- A SAX-like event interface would probably make sense, as clients that care about formatting could listen for formatting events while other clients could just extract the raw character content. This approach would also play well with the above "metadata event" idea. (Jukka)
- "Annotations"? (see "post-parser analysis" section)
- Multiple output "documents" per input document? e.g. RSS or CSV
- Also packaging formats like tar, zip, etc. (Jukka)
- The above event mechanims could be used to fairly easily add support for such multiple "documents" per input stream. (Jukka)
How is content presented to Tika parsers?
- InputStream is probably best as it's the least common denominator of any input mechanisms. (Jukka)
- How to handle if a parser needs to do multiple (partial) passes over the input document? (Jukka)
- Use a temporary file? (Jukka)
- Use a BufferedInputStream overlay and the InputStream.mark() method? (Jukka)
- Use some other input mechanims than InputStream? (Jukka)
- Any extra "context"
- File extension
- Content type header from HTTP/SMTP/etc.
- Resource forks, extended attributes, etc. within the file system
- Content within the input document that could be used for selecting the appropriate parser:
- Byte order marks
- Magic numbers
- Shebang comments in Unix scripts
- emacs/vi style content directives
I see the existing TIKA API has Mimetype+encoding in the parser interface(presumably readily available in Nutch from Http headers) but would this work for file-system based scenarios too? I presume Tika could do this by maintaining a file extension to Mime-type mapping somewhere.
- I think we need to both extend the Tika API to allow more generic "input metadata" and and add some file extension to MIME type mappings. (Jukka)
Does Tika support post-parser analysis?
Once normalized, a number of "analyzers" could be used to add extra information as "annotation" objects - byte offset and length info identifying an area of text with a Map of information detailing the discovery.
- The event mechanims mentioned above would nicely support such annotations. (Jukka)
Possible examples include:
- URL detection (currently done by Nutch?)
- Paragraph detection
- Postcode/phone number/person detection
All starts to sound a bit like Gate though. See their Annotation class for examples.
Will Tika provide a Parser Factory/Registry?
- How are parsers registered? Is there a configuration system to allow individual parser 's behaviour to be tweaked at factory start-up e.g. using a generic IOC framework such as Spring?
- IoC would be nice, but requires extra support from the environment. Perhaps we should use the ServiceFactory approach? (Jukka)
- What criteria is used to decide on the selection of a particular parser for a document?
- Mime type
- File extension
- auto detect from content
- Client request for parser functionality?
- Ability to extract certain metadata e.g. "author" or ability to return normalized HTML-lite markup.
- Are there "fall-back" options for parsers? Open-source parsers have been known to be unable to parse certain documents. The Parser framework could have some notion of alternative parser implementations to fall back on if any one implementation is unable to deal with a particular "problem" document.

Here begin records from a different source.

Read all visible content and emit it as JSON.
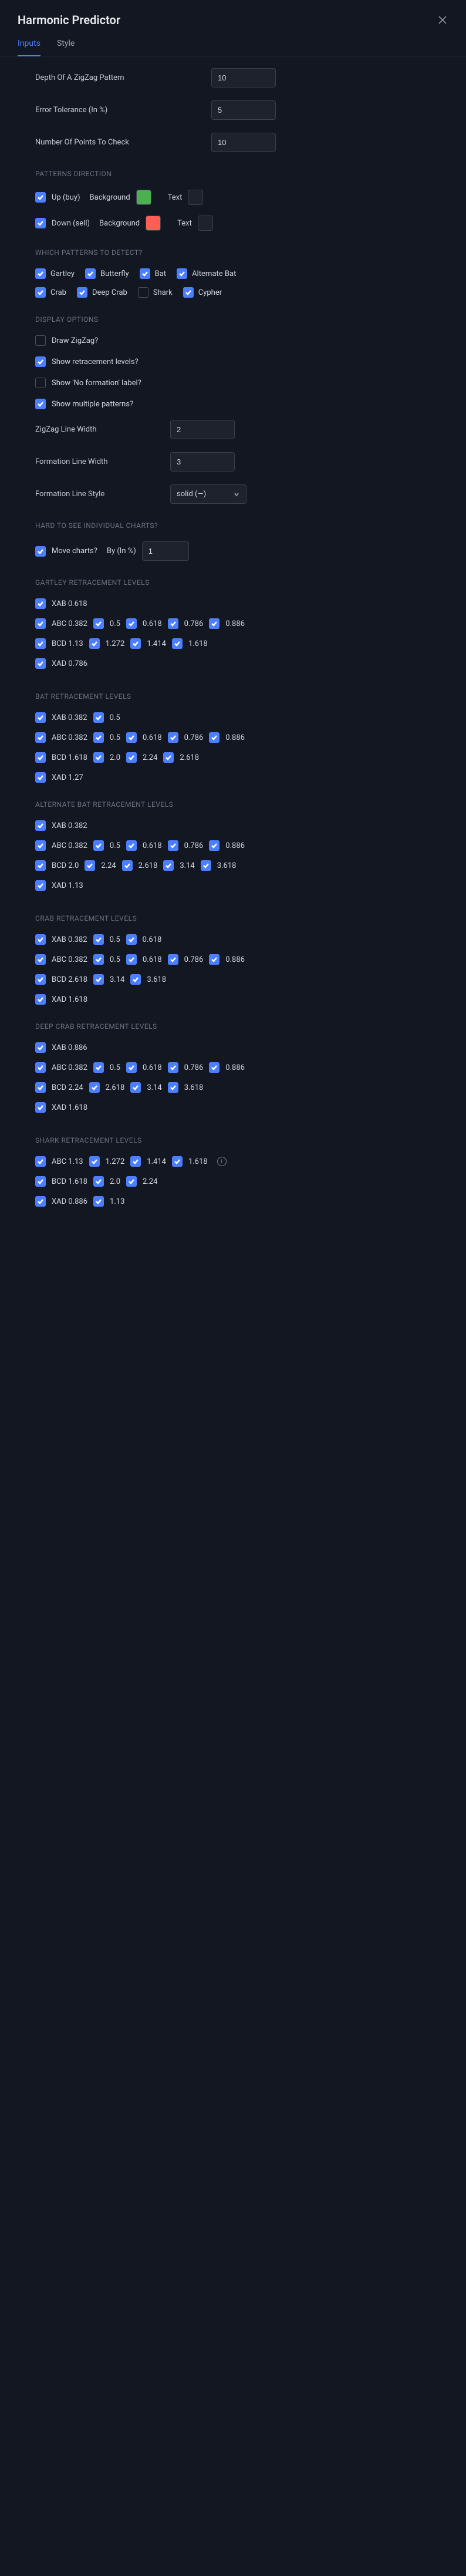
{
  "header": {
    "title": "Harmonic Predictor"
  },
  "tabs": {
    "inputs": "Inputs",
    "style": "Style"
  },
  "basic": {
    "depth_label": "Depth Of A ZigZag Pattern",
    "depth_value": "10",
    "err_label": "Error Tolerance (In %)",
    "err_value": "5",
    "points_label": "Number Of Points To Check",
    "points_value": "10"
  },
  "direction": {
    "head": "PATTERNS DIRECTION",
    "up_label": "Up (buy)",
    "down_label": "Down (sell)",
    "bg_label": "Background",
    "text_label": "Text"
  },
  "patterns": {
    "head": "WHICH PATTERNS TO DETECT?",
    "gartley": "Gartley",
    "butterfly": "Butterfly",
    "bat": "Bat",
    "altbat": "Alternate Bat",
    "crab": "Crab",
    "deepcrab": "Deep Crab",
    "shark": "Shark",
    "cypher": "Cypher"
  },
  "display": {
    "head": "DISPLAY OPTIONS",
    "draw_zigzag": "Draw ZigZag?",
    "show_retr": "Show retracement levels?",
    "show_no_form": "Show 'No formation' label?",
    "show_multi": "Show multiple patterns?",
    "zz_width_label": "ZigZag Line Width",
    "zz_width_value": "2",
    "form_width_label": "Formation Line Width",
    "form_width_value": "3",
    "form_style_label": "Formation Line Style",
    "form_style_value": "solid (—)"
  },
  "move": {
    "head": "HARD TO SEE INDIVIDUAL CHARTS?",
    "move_label": "Move charts?",
    "by_label": "By (In %)",
    "by_value": "1"
  },
  "gartley_r": {
    "head": "GARTLEY RETRACEMENT LEVELS",
    "xab": "XAB 0.618",
    "abc1": "ABC 0.382",
    "abc2": "0.5",
    "abc3": "0.618",
    "abc4": "0.786",
    "abc5": "0.886",
    "bcd1": "BCD 1.13",
    "bcd2": "1.272",
    "bcd3": "1.414",
    "bcd4": "1.618",
    "xad": "XAD 0.786"
  },
  "bat_r": {
    "head": "BAT RETRACEMENT LEVELS",
    "xab1": "XAB 0.382",
    "xab2": "0.5",
    "abc1": "ABC 0.382",
    "abc2": "0.5",
    "abc3": "0.618",
    "abc4": "0.786",
    "abc5": "0.886",
    "bcd1": "BCD 1.618",
    "bcd2": "2.0",
    "bcd3": "2.24",
    "bcd4": "2.618",
    "xad": "XAD 1.27"
  },
  "altbat_r": {
    "head": "ALTERNATE BAT RETRACEMENT LEVELS",
    "xab": "XAB 0.382",
    "abc1": "ABC 0.382",
    "abc2": "0.5",
    "abc3": "0.618",
    "abc4": "0.786",
    "abc5": "0.886",
    "bcd1": "BCD 2.0",
    "bcd2": "2.24",
    "bcd3": "2.618",
    "bcd4": "3.14",
    "bcd5": "3.618",
    "xad": "XAD 1.13"
  },
  "crab_r": {
    "head": "CRAB RETRACEMENT LEVELS",
    "xab1": "XAB 0.382",
    "xab2": "0.5",
    "xab3": "0.618",
    "abc1": "ABC 0.382",
    "abc2": "0.5",
    "abc3": "0.618",
    "abc4": "0.786",
    "abc5": "0.886",
    "bcd1": "BCD 2.618",
    "bcd2": "3.14",
    "bcd3": "3.618",
    "xad": "XAD 1.618"
  },
  "deepcrab_r": {
    "head": "DEEP CRAB RETRACEMENT LEVELS",
    "xab": "XAB 0.886",
    "abc1": "ABC 0.382",
    "abc2": "0.5",
    "abc3": "0.618",
    "abc4": "0.786",
    "abc5": "0.886",
    "bcd1": "BCD 2.24",
    "bcd2": "2.618",
    "bcd3": "3.14",
    "bcd4": "3.618",
    "xad": "XAD 1.618"
  },
  "shark_r": {
    "head": "SHARK RETRACEMENT LEVELS",
    "abc1": "ABC 1.13",
    "abc2": "1.272",
    "abc3": "1.414",
    "abc4": "1.618",
    "bcd1": "BCD 1.618",
    "bcd2": "2.0",
    "bcd3": "2.24",
    "xad1": "XAD 0.886",
    "xad2": "1.13"
  },
  "info_glyph": "i"
}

- +1, see the comment below on preferred parsers (Jukka)
- Are parsers expected to be thread-safe?
- We could use a thread-safe Factory mechanism that instantiates a new parser instance for each parsing task. The individual parser instances wouldn't need to be thread-safe, but there could be multiple instances working in parallel. (Jukka)
- Java 1.4 or 1.5?
- Java 5 would be nice, but for a general purpose library I think Java 1.4 is still the best platform to use. (Jukka)
- How to handle license issues behind different parser implementations?
- What are the preferred parsers for each document type?
- Perhaps the framework should support alternative parsers per document type together with some (configurable?) priority and fallback mechanisms. (Jukka)